Over the years, I have written quite a few pieces for Claire, each of them reflects who we were at the time, as well as our evolving understanding of each other…
As of late, I have been going back to relearn the classical forms. Growing up, playing any Sarabandes from Bach’s Suites was one of my favorite things to do. The playing always accompanied a sense of meditation, grief, bereavement and transcendence.
Historically however, the Sarabande had a rather provocative and coquettish beginning. It was said to have received its name at Seville from a fiend in the form of a woman. It was a group dance mainly done by women and was considered wild in manner and a highly sexual pantomime in nature, with undulations of the body, massive hip movements, flirtations, indecent song lyrics and women using castanets. When it was introduced to France, the dance included men who would dance it as well. They would occasionally use the tambourine, which was considered effeminate in those days. People who sang it were arrested, lashed and exiled in its younger days.

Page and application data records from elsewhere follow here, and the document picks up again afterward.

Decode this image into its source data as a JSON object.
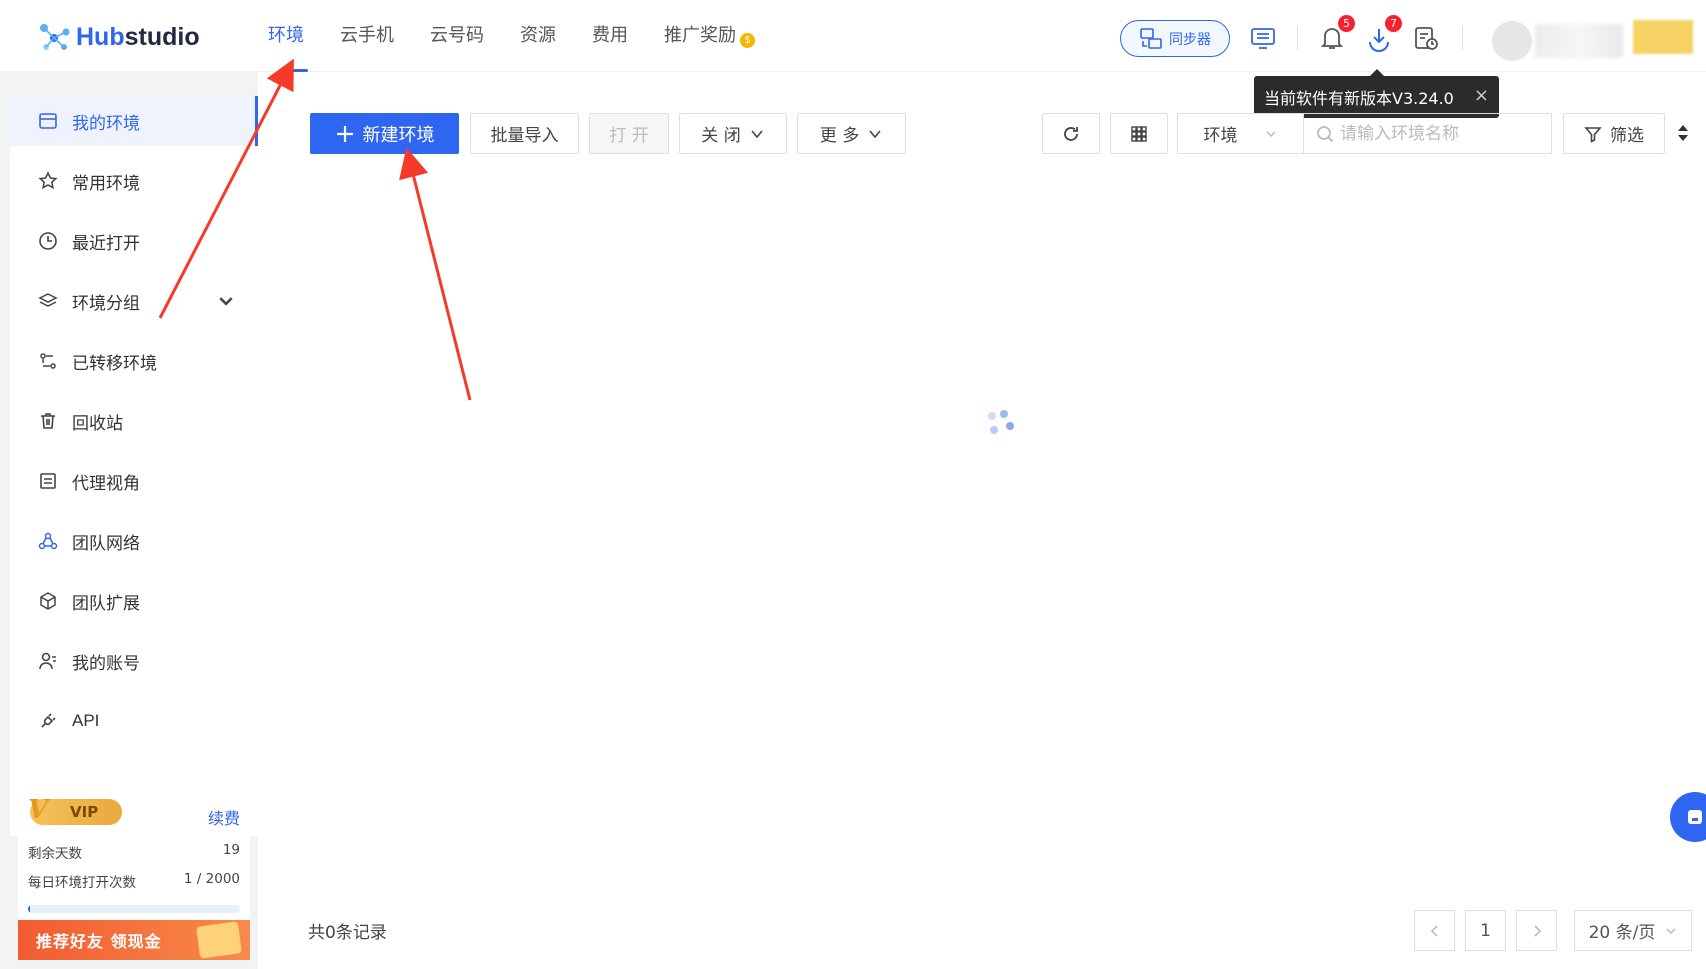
{
  "app": {
    "logo_text": "Hubstudio",
    "logo_prefix": "Hub",
    "logo_suffix": "studio"
  },
  "nav": {
    "items": [
      {
        "label": "环境",
        "active": true
      },
      {
        "label": "云手机"
      },
      {
        "label": "云号码"
      },
      {
        "label": "资源"
      },
      {
        "label": "费用"
      },
      {
        "label": "推广奖励"
      }
    ]
  },
  "header": {
    "sync_label": "同步器",
    "notification_count": "5",
    "download_count": "7",
    "accent": "#2f66f1"
  },
  "tooltip": {
    "text": "当前软件有新版本V3.24.0",
    "close": "×"
  },
  "sidebar": {
    "items": [
      {
        "label": "我的环境",
        "icon": "browser-icon",
        "active": true
      },
      {
        "label": "常用环境",
        "icon": "star-icon"
      },
      {
        "label": "最近打开",
        "icon": "clock-icon"
      },
      {
        "label": "环境分组",
        "icon": "layers-icon"
      },
      {
        "label": "已转移环境",
        "icon": "transfer-icon"
      },
      {
        "label": "回收站",
        "icon": "trash-icon"
      },
      {
        "label": "代理视角",
        "icon": "proxy-icon"
      },
      {
        "label": "团队网络",
        "icon": "team-network-icon"
      },
      {
        "label": "团队扩展",
        "icon": "cube-icon"
      },
      {
        "label": "我的账号",
        "icon": "user-icon"
      },
      {
        "label": "API",
        "icon": "plug-icon"
      }
    ]
  },
  "vip": {
    "badge": "VIP",
    "renew": "续费",
    "days_label": "剩余天数",
    "days_value": "19",
    "opens_label": "每日环境打开次数",
    "opens_value": "1 / 2000",
    "progress": 0.0005
  },
  "promo": {
    "label": "推荐好友 领现金"
  },
  "toolbar": {
    "new_env": "新建环境",
    "batch_import": "批量导入",
    "open": "打 开",
    "close": "关 闭",
    "more": "更 多",
    "env_select": "环境",
    "search_placeholder": "请输入环境名称",
    "filter": "筛选"
  },
  "footer": {
    "total": "共0条记录",
    "page": "1",
    "page_size": "20 条/页"
  }
}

In the piece, I also looked into the orthodox chant, sung on the 24th of January: Xenia of Rome and Her Two Female Slaves (from the 5th century). In the hinted scents of Bach’s Sarabande you would hear from the beginning and ever so present throughout the piece, is a story behold between Claire and our beloved friend who passed away.
I often wonder about bereavement. When and how it pauses, recharges, morphs and restarts. Along the way, we possibly also hold bereavement reserved for ourselves too.

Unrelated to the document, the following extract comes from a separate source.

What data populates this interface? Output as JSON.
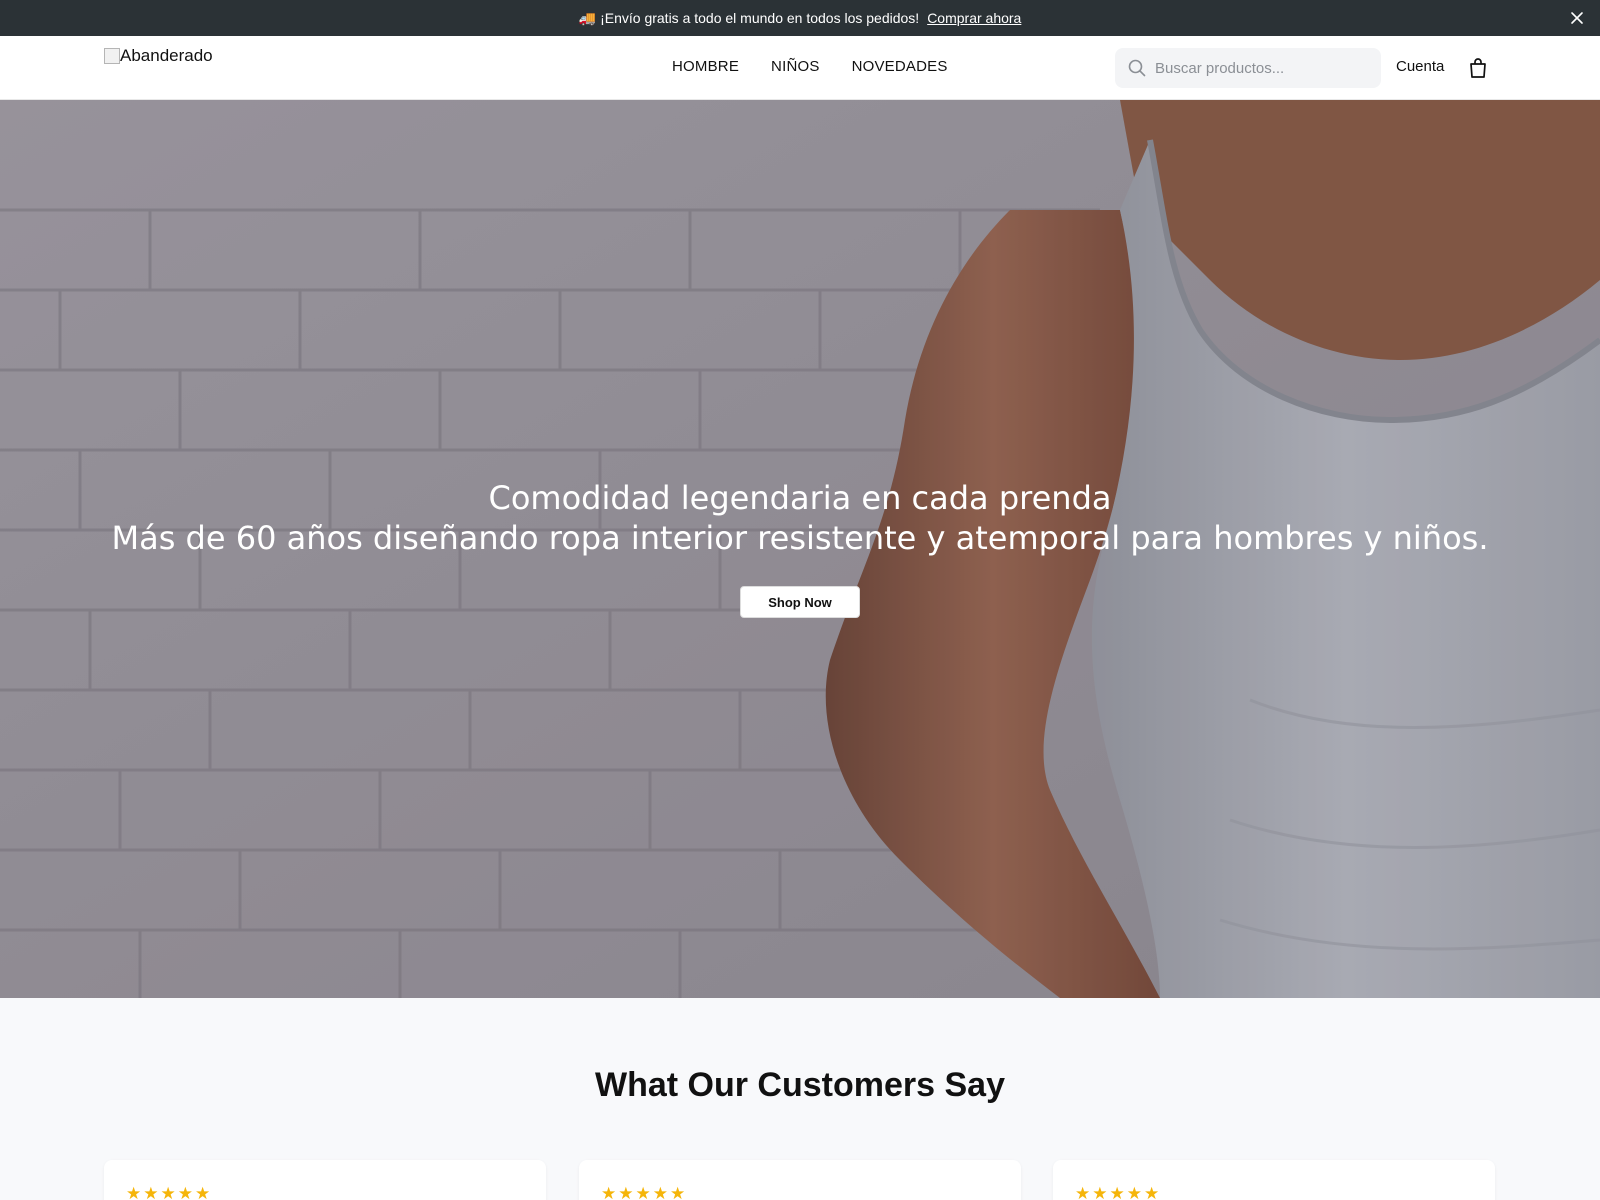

I am so close to you I am distant, I am so mingled with you I am apart, I am so open I am hidden, I am so strong I totter.
This is a fruit of life to me: intoxicating, in exile and always at home.
In memoriam of Elise Mann.
Pan is an evening-length musical drama for flute, live electronics and a large ensemble of community performers. It tells the story of the mythological goat-god Pan (one of only two Greek deities said to have been put to death) in a series of staged episodes exploring the contradictions and betrayals in Pan’s relationships. Members of the community in which the work is performed are collaborators alongside flutist Claire Chase, director Douglas Fitch and sound engineer Levy Lorenzo. Tonight’s performance is a concert presentation of three musical excerpts from the larger work: Death of Pan, Echo and Soliloquy.
Pan Creative Team